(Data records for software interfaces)
-- Opening Marker --

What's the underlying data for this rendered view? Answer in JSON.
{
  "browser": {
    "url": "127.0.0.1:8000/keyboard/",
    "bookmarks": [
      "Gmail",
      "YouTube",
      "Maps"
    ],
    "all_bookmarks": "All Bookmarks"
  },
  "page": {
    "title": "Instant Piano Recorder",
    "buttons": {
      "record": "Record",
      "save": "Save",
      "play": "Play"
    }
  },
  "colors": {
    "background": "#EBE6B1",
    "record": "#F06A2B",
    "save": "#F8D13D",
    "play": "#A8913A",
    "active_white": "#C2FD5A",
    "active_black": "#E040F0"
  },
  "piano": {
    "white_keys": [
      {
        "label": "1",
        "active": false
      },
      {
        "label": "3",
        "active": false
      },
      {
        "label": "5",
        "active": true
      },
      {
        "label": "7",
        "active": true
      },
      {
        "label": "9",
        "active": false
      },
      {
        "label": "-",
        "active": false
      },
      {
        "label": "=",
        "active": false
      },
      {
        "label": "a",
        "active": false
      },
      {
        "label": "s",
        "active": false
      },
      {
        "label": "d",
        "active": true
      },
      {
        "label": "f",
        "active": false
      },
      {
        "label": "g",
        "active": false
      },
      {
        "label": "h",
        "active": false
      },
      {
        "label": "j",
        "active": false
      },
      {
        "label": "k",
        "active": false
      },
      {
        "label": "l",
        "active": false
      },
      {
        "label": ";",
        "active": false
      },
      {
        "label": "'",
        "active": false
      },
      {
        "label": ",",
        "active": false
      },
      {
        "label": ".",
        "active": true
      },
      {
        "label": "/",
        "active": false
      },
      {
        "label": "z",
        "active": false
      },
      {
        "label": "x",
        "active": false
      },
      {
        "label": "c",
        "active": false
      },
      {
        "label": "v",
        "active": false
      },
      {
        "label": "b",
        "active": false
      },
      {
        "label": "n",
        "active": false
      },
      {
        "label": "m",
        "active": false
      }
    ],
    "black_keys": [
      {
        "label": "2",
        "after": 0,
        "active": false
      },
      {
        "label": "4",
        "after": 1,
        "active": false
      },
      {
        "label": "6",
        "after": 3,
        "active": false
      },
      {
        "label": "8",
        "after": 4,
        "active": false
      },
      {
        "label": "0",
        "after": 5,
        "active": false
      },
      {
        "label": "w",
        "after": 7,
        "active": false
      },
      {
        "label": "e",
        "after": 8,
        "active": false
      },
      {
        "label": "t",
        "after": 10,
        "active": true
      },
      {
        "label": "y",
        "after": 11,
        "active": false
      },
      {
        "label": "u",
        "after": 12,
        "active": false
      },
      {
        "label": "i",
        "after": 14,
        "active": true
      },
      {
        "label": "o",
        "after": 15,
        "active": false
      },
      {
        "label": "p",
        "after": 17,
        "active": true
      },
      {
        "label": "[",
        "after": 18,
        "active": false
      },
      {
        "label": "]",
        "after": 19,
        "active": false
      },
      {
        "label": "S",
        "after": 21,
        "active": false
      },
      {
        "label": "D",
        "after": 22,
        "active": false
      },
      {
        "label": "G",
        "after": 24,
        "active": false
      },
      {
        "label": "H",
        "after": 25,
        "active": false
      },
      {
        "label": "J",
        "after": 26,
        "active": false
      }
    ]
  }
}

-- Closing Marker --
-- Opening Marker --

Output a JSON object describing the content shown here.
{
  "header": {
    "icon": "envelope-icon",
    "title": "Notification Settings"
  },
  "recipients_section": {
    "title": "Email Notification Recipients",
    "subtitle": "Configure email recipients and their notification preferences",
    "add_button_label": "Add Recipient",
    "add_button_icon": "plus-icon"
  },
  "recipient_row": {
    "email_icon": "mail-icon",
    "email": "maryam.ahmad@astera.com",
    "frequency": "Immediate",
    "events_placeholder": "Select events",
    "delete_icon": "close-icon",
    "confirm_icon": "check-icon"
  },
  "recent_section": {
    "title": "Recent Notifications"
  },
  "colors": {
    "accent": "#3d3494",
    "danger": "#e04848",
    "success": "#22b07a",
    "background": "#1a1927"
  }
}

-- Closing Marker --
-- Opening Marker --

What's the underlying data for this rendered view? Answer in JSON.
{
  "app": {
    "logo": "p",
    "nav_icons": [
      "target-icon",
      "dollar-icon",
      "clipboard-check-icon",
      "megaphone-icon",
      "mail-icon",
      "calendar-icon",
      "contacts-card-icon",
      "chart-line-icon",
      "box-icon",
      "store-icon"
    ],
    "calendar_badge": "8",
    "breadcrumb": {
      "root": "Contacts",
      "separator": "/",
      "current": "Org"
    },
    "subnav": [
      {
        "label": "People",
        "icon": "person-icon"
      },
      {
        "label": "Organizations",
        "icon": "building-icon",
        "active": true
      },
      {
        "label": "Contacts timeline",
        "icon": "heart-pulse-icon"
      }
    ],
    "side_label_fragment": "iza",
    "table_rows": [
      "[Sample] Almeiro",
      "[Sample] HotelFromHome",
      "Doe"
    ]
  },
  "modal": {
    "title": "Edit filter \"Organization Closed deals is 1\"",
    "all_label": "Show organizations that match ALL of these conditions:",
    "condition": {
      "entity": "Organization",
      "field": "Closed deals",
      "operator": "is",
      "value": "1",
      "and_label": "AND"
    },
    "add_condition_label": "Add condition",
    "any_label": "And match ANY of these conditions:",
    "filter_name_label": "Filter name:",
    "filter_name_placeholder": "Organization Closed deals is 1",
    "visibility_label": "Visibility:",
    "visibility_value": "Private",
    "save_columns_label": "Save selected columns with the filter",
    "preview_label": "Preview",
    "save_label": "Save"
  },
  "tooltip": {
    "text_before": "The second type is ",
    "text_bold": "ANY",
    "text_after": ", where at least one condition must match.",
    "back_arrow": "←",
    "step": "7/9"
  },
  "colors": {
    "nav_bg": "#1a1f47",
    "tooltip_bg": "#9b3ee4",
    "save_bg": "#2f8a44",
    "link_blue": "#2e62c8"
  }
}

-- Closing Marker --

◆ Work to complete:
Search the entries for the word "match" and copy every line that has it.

◆ Reply to the task:
    "all_label": "Show organizations that match ALL of these conditions:",
    "any_label": "And match ANY of these conditions:",
    "text_after": ", where at least one condition must match.",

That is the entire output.